|10||For the networks, going forward, there should be no more periodic reviews in the current RIIO framework. Technical change is so fast that predicting costs eight–ten years hence is impractical.||Agreed.|
|11||The government should establish an independent national system operator (NSO) and regional system operators (RSOs) in the public sector, with relevant duties to supply, and take on some of the obligations in the relevant licences from the regulated transmission and distribution companies. The NSO and the RSOs should, where practical, open up the various functions and enhancements to the networks to competitive auctions and, at the local level, invite bids for network enhancements, generation and storage, and demand-side response (DSR) from energy service companies.||Agreed.|
|12||The separate generation, supply and distribution licences, at least at the local level, should be replaced by a simpler, single licence.||Agreed.|
|13||As a result of the above changes, the role of Ofgem in network regulation should be significantly diminished.||Agreed.|
|14||There should be a default tariff to replace the Standard Variable Tariff (SVT), based on the index of wholesale costs, the fixed cost pass-throughs, levies and taxes, and a published supply margin.||The old Supplier Model should be abolished; it has never really worked, it adds little value and prevents deeper customer engagement. The new suppliers would sell insurance for Band B, smart meter services and home energy management, batteries and electric car services, much richer engagement and much more fun.|

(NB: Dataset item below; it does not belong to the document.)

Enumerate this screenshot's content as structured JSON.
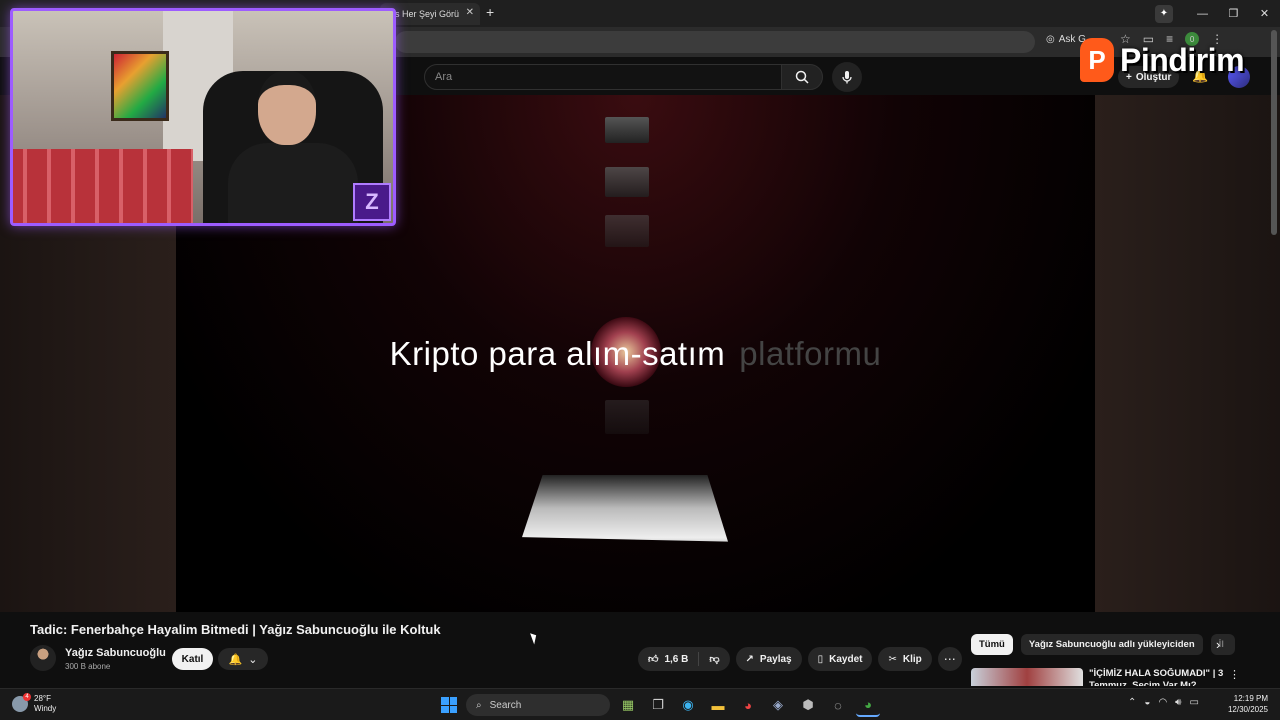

|15||Capping the margin would be the best way to meet the objectives of the new draft legislation. By focusing on the margin within the default tariff structure, competition would be enhanced, thereby encouraging new entrants.|
|16||The government should issue an annual statement to Parliament, setting out the required capacity margins and providing guidance to the NSO and RSOs.||Yes identifying the expected Abundant and Scarce periods.|
1.0 There is no logical, technical, economic or political justification for operating the future energy industry as we have the past one, or to attempt to make these markets operate by common rules. The Low Carbon generators are so totally different from the legacy scarcity generators: fixed vs marginal costs, abundant cheap energy flows, vastly increased customer interaction through addition of transport and heat, distributed not centrally planned, digital not analogue.
2.0 A true revolution in energy, as proposed here, will happen in any case as these new technologies continue to emerge; the recognition of that by society and governments would lower the costs of the transition through greater engagement and increased speed of deployment.
3.0 The clear identification of the two opposite drivers of energy costs (The Abundant and Scarce Systems) would assist society to understand its own role, in this way both the Abundant market and the Scarce market would improve efficiency, demand side measures, batteries, electric vehicles and behaviours would change quicker.
4.0 This is not a fanciful proposal, it is technically feasible today.
5.0 This would result in £110bn of energy savings; I put this in hoping the media will pick it up, no justification is given here but I could if you want one?